I don’t know about you, but the thought of rewiring my own brain to change the way it operates is exciting. This may be because my brain has some great things going for it that I’d love to improve and its got some patterns that really aren’t healthy and need to be changed for the better. Either way, those are some pretty good motivators to want to rewire myself.
That would be my first answer. I meditate because I want to hack my brain. Now that I see that in print, I’m thinking maybe some of those other answers weren’t all that bad. Maybe I should rethink that list.
Additionally, I meditate because it is good for my mental clarity and peace of mind. Through meditation, especially Zen meditation, you are forced to come to grips with your mind in a way that demands careful and thorough understanding of how it works. When you sit on a cushion and you aren’t reciting a mantra, hoping for the well being of all living things, focusing on an image or something in the room or going through a mental set of exercises you have nothing to keep you company but your mind.
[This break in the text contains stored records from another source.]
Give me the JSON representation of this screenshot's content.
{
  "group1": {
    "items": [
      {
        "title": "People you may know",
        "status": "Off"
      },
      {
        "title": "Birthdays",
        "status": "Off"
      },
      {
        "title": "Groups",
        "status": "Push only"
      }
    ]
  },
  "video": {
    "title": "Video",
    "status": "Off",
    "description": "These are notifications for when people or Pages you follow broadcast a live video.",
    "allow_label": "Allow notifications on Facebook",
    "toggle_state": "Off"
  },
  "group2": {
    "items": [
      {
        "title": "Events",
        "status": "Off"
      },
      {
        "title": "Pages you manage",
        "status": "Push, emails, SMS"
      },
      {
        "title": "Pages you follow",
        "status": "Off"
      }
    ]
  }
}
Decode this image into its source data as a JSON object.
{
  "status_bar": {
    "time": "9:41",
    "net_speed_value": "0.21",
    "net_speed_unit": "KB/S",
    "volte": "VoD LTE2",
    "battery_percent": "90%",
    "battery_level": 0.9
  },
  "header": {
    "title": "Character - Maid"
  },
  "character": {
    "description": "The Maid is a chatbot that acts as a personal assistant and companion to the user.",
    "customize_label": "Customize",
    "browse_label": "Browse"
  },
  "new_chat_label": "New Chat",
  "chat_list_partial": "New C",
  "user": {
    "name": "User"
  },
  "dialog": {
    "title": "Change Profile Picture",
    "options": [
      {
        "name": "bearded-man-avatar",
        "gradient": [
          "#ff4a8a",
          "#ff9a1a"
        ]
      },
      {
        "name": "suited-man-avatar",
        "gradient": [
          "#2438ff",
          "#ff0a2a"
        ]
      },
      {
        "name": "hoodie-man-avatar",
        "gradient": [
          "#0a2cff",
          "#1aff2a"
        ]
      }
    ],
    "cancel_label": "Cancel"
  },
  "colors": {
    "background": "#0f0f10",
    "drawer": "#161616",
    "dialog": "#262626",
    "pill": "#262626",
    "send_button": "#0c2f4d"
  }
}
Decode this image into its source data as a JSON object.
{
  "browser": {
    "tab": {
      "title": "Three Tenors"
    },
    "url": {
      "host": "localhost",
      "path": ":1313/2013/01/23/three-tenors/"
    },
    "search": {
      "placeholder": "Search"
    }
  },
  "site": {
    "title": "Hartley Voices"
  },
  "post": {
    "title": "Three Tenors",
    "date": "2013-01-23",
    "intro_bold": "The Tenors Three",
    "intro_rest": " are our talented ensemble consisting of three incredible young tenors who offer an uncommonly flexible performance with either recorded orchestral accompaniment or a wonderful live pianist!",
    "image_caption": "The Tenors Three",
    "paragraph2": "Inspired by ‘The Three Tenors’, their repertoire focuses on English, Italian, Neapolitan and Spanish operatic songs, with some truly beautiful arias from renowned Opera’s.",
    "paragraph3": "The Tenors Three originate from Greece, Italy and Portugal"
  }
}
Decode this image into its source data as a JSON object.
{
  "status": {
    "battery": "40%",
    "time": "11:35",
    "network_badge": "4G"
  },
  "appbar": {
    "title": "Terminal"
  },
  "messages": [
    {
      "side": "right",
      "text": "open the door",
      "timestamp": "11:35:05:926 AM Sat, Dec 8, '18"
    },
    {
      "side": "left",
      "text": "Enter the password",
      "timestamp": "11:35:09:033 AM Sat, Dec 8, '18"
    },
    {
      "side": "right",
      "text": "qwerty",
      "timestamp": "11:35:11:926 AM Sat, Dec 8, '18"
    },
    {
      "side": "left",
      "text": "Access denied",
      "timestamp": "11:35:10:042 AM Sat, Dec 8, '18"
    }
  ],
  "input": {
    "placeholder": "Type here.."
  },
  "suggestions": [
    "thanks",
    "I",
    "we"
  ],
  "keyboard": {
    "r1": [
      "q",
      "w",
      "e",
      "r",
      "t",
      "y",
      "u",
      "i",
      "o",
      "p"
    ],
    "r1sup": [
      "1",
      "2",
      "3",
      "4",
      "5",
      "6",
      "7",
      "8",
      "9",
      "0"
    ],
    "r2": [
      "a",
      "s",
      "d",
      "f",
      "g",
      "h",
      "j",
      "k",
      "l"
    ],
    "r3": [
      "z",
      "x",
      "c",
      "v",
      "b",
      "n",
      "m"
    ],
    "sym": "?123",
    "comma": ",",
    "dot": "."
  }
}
If you haven’t tried this before, be warned that your mind hates this. One of the functions of the mind is to run on endlessly throwing up thoughts and feelings and reminders and regrets with the same regularity that your lungs move air in and out. Sitting in Zen meditation is to your mind what holding your breath is to your lungs: after about 30 seconds, it gets a little uncomfortable. As your mind reveals itself, you also begin to notice things about it. You see the common themes and patterns that it runs over and over like a hamster in a wheel. With this understanding you begin to gain the ability to ignore it. This is a great way to do things like overcome anxiety, depression, fear, cravings or whatever else your mind may throw at you that is best ignored. The mental clarity I get while on (and off) the cushion is itself enough of a good reason to meditate.
There’s my second answer. I meditate because it allows me to gain mental clarity and peace.
The third reason I meditate will have to wait for part 2 of this post. I’ve already broken the 1,000 word count and I’m not done yet. It’s taken me days to get this far and the need to post something is beginning to outweigh my desire to complete this post. For now, if you meditate, why do you do it? Answer below in the comments. And try to keep the Yoda-speak to a minimum OK?